The Kremlin has offered the fifth column within Russia a choice: Shut up and join us or face the consequences. Western governments face a much more complex dilemma. In the 1920s and 1930s, they proved incapable of countering both the fascist and communist threats simultaneously. Now they must balance the threat of a fascist Russia against that of international Islamist terrorism.
Many in the West once advocated a working relationship with Adolf Hitler and Mussolini. Left-wing journalists and academics supported Stalinism. Today, a pro-Putin coalition has emerged, made up of wealthy Western businessmen interested in exploiting Russia's natural resources along with left-wing journalists and academics. Their main argument is this: If Josef Stalin, the totalitarian monster, was a key ally in defeating Hitler, why should Putin not be a key ally in the war against terrorism? They often add that close cooperation with the West could lead Putin to restrain his penchant for authoritarianism.
U.S. President George W. Bush expressed this Western ambivalence during last week's presidential debate. Bush boasted of his good relationship with "Vladimir," and announced: "He's a strong ally in the war on terror." At the same time, Bush criticized Putin's undemocratic policies: "I don't think it's okay and said so publicly."
After 9/11, Putin phoned Bush to offer his condolences and tacitly agreed not to oppose the U.S. operation in Afghanistan. Putin has since claimed that the ugly war in Chechnya is Russia's main contribution to the anti-terror alliance. Direct command and control links between Chechen rebels and al-Qaida have never been confirmed, however. Chechen terrorism is fueled mostly by internal causes, but Islamists worldwide have used Russian repression in the region to stoke enthusiasm for their cause -- and to attract new recruits.
In fact, the Kremlin's version of the anti-terrorist coalition and "eliminating double standards" amounts to a modification of the 1939 Molotov-Ribbentrop Pact: The West supports Russian policy in the Caucasus and recognizes the entire former Soviet Union (excluding the Baltics) as Russia's zone of special interests. We concentrate on establishing our dominion in this zone, and Bush can do whatever he likes elsewhere.

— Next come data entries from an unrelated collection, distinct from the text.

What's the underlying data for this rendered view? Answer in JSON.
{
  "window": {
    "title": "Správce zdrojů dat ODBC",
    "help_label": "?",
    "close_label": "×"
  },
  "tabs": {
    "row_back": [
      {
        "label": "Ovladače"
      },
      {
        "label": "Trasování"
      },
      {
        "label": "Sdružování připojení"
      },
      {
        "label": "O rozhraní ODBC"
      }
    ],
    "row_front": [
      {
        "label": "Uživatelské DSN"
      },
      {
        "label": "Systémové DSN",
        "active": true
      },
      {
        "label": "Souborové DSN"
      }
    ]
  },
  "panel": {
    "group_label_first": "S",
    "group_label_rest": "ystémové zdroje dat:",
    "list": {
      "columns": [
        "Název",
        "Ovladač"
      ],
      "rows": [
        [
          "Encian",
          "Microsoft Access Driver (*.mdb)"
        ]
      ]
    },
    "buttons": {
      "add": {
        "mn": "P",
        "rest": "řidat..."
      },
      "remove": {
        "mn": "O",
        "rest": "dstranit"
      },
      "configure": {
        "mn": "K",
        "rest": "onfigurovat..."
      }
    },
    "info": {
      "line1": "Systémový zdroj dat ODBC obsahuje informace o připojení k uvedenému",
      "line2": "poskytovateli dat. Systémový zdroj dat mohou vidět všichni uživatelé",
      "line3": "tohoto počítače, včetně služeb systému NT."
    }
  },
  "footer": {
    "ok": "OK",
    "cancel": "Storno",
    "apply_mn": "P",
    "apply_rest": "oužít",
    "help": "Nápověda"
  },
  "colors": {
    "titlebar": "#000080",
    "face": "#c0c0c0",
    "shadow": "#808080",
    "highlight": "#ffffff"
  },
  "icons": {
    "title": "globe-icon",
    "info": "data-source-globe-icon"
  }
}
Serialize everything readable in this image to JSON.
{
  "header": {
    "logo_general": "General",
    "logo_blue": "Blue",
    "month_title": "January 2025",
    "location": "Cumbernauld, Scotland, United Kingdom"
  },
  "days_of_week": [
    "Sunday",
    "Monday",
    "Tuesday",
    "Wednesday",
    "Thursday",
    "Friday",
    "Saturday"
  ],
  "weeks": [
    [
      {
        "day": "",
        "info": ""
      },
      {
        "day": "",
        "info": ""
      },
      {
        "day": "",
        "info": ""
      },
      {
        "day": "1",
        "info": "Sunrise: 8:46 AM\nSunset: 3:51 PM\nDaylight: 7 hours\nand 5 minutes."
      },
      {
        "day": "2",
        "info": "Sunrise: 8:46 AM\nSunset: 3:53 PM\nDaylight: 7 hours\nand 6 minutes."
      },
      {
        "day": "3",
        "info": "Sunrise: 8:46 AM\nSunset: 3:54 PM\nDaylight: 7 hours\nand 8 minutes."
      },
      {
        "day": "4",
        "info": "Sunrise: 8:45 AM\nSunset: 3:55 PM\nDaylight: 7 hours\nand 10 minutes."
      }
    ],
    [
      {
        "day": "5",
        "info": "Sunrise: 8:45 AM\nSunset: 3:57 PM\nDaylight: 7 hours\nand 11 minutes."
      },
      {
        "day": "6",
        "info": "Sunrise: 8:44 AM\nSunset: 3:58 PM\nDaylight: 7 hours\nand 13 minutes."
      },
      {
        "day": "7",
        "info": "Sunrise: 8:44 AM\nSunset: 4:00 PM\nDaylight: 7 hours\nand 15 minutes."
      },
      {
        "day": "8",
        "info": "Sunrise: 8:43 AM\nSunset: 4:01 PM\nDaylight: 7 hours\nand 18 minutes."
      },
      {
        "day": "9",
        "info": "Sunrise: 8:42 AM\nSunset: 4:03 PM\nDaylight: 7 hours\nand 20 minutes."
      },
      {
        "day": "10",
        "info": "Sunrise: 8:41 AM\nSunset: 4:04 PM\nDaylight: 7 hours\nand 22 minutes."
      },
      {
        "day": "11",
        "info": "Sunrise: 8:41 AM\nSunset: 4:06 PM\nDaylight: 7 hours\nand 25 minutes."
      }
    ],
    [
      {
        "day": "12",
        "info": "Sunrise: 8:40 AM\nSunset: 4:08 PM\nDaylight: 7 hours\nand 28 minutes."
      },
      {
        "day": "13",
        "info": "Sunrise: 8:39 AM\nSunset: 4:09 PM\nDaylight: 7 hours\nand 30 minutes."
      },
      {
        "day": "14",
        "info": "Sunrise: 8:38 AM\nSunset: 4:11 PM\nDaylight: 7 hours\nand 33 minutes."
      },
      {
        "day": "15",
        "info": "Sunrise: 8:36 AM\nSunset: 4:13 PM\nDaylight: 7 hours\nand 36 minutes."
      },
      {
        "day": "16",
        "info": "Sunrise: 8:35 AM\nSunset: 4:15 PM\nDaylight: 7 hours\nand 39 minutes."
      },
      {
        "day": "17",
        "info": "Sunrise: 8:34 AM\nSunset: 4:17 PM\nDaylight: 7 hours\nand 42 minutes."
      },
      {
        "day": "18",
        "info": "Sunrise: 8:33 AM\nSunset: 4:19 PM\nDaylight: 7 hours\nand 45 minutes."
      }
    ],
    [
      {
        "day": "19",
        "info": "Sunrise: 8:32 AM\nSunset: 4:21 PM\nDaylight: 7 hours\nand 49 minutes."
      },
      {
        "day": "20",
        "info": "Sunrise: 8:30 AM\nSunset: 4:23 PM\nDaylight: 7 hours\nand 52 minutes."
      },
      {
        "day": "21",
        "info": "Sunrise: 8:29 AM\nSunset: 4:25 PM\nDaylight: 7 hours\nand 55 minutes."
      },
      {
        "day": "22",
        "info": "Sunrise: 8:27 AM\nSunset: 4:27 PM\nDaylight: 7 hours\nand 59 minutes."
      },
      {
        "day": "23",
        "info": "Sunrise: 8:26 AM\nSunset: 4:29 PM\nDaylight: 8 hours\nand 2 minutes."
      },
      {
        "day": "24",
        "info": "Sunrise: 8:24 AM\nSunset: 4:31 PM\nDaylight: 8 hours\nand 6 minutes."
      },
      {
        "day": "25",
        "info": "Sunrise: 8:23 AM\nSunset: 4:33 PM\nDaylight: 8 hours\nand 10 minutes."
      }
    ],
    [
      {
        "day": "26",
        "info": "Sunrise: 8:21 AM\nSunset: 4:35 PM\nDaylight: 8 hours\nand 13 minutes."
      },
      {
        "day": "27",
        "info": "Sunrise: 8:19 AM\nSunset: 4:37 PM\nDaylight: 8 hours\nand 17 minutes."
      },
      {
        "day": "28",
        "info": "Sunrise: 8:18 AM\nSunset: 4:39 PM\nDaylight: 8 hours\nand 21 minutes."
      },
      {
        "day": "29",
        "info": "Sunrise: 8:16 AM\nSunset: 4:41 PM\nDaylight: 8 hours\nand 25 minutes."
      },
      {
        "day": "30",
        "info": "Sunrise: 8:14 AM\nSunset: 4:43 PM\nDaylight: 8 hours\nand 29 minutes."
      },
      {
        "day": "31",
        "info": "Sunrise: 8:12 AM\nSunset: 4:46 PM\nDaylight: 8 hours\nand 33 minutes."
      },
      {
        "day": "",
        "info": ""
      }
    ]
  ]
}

There has been much discussion of the conflict between pro-Western "liberals" and the chekists within the Kremlin in recent years. Surkov, considered a leading liberal, has now revealed himself to be the main intellectual driving force behind the fascist transformation of Russia. The various Kremlin factions turn out to be very much of a piece. The liberals seem to think that a fascist state can be built with Western consent, while the siloviki do not trust the old enemy. We will soon find out which group is right.
Pavel Felgenhauer is an independent defense analyst.